By a 119-74 vote during a closed-door meeting of the House Republican conference Monday night, the House GOP proposed a new set of chamber rules that would gut the heart of the OCE. The OCE would be renamed the Office of Congressional Complaint Review and placed under the oversight of the House Ethics Committee. Public release of the office’s findings would be barred. With the change, lawmakers would again have power over investigating their colleagues’ potential ethics violations.

Perhaps more remarkable than the GOP move to eviscerate the OCE is that the office lasted as long as it did. The OCE has always been vulnerable, because its authority was written into House rules, rather than statute. Because House rules expire at the end of each Congress, lawmakers must readopt the rules every two years with the OCE language included, lest the OCE be disbanded by a sleight of hand.

To be sure, writing the OCE into statute would have enhanced the office’s stature and entrenched its key features. But such a move would also have required large bipartisan majorities — a possibility out of bounds in today’s highly partisan House.

Some lawmakers have in the past tried — unsuccessfully — to unwind the OCE by dropping it from House rules. This time, lawmakers — led by legislators targeted by the OCE — have finally gutted the office.

So why did the Republicans move now to kill the OCE now? First, while reports say that Speaker Paul D. Ryan opposed the move, his grip on power seems too weak to convince a majority of his conference to back down. Second, with Trump refusing to acknowledge the depth of his and his family’s conflicts of interest, opponents of the OCE likely calculated that the new culture of compromised ethics would protect them from attack.

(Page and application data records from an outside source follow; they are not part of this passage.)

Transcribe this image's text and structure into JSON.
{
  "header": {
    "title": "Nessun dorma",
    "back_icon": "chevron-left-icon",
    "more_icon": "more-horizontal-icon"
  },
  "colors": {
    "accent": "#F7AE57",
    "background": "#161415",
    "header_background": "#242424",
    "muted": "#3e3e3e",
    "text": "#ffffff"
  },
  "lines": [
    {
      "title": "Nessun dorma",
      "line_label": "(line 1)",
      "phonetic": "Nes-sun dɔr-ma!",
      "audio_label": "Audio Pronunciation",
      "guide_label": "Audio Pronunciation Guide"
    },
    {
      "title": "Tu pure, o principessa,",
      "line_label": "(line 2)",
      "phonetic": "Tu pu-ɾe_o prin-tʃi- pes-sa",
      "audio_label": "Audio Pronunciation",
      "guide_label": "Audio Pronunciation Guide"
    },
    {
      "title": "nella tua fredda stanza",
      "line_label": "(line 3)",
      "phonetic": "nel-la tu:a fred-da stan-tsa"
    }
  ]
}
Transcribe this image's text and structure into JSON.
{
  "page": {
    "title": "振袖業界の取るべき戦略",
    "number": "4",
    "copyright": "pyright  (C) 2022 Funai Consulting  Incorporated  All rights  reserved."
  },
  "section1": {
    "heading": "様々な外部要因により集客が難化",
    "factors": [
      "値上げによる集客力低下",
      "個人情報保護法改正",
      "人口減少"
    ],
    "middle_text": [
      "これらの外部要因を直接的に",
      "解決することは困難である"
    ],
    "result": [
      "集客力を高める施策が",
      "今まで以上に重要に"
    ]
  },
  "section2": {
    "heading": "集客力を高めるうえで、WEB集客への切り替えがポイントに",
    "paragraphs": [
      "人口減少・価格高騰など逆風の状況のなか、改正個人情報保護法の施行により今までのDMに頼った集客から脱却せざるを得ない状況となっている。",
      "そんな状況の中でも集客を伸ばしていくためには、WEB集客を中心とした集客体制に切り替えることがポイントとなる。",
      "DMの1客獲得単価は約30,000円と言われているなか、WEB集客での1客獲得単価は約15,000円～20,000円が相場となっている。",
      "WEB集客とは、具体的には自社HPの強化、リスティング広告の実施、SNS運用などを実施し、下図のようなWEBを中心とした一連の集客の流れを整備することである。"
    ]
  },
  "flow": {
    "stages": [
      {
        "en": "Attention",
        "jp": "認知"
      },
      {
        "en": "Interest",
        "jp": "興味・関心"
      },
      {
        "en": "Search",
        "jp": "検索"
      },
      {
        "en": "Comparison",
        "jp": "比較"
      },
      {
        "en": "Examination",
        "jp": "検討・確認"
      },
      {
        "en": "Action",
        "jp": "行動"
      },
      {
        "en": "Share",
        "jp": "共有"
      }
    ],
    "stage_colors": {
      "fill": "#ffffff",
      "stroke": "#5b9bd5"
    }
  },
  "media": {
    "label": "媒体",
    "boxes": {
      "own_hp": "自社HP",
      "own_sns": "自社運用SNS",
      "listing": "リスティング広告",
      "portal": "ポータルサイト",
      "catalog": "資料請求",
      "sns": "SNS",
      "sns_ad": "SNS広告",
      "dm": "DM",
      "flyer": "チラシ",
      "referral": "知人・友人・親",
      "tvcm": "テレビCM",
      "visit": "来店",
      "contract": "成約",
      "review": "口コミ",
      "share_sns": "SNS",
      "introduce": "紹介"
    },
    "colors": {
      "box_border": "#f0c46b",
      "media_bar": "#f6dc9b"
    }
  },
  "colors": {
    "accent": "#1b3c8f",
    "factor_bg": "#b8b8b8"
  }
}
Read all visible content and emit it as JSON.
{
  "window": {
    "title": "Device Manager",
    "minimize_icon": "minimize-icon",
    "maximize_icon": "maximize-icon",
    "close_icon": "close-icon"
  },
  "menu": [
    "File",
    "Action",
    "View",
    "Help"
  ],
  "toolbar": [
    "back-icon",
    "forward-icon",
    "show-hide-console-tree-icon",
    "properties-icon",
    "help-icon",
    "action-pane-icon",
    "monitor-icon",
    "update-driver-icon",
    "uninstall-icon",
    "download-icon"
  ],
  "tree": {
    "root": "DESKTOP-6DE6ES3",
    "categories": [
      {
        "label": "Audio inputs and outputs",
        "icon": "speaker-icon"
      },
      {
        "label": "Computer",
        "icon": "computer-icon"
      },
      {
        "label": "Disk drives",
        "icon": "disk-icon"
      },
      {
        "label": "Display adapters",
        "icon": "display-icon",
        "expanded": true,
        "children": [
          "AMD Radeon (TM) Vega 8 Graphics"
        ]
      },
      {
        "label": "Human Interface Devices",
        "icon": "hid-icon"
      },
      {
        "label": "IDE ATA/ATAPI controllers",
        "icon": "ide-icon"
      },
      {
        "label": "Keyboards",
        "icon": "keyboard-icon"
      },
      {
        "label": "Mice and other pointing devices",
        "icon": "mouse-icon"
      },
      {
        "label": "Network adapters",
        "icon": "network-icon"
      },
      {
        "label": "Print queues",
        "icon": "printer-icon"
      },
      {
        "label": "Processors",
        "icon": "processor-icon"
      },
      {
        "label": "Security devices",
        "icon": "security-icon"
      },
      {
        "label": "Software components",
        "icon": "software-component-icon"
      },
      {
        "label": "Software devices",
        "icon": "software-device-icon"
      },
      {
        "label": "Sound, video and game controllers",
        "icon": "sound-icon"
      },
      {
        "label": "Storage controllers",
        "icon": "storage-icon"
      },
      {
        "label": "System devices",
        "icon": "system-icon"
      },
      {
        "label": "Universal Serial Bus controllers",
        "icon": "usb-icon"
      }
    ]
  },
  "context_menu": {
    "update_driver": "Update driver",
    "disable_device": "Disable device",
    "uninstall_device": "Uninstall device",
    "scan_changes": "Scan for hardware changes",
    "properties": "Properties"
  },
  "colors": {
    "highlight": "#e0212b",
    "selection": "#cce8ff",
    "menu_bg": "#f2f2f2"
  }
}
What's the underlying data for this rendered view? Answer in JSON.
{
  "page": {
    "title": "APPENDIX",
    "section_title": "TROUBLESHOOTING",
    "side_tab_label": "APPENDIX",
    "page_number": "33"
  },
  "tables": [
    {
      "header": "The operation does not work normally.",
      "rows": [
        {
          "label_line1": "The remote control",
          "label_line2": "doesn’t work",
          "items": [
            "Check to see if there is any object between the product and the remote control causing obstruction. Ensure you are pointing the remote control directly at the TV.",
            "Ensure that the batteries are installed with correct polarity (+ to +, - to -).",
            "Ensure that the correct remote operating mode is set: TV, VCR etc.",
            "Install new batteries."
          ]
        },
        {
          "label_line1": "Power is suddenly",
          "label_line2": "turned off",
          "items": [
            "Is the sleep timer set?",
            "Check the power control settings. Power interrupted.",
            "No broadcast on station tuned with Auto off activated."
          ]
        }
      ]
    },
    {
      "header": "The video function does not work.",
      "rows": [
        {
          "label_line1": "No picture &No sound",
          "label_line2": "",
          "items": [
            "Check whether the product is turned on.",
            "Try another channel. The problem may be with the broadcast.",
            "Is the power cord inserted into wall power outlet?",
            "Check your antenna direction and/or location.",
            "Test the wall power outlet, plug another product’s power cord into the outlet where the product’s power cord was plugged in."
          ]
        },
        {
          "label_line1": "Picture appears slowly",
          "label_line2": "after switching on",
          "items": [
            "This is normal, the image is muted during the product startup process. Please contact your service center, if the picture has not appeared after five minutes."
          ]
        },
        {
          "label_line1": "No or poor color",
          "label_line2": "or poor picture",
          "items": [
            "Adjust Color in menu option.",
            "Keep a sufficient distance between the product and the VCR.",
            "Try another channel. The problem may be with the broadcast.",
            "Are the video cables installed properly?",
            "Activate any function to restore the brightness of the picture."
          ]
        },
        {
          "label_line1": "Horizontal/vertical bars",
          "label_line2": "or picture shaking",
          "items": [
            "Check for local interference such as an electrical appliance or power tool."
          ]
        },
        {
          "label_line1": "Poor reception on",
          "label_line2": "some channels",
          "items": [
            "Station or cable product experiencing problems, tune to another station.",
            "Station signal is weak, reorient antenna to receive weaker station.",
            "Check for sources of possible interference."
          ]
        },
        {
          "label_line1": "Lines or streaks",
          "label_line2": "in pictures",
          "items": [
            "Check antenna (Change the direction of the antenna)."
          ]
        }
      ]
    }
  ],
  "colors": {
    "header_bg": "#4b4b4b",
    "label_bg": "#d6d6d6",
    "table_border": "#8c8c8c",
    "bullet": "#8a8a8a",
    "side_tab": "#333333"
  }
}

Left in House rules with little insulation from critics, the OCE since inception has been a fragile institution — susceptible to an aggressive majority bent on undermining OCE’s independence. If Republicans succeed in altering the OCE, it will make the House again resemble the Senate — a body that seems unwilling to allow anyone to watch its watchdogs.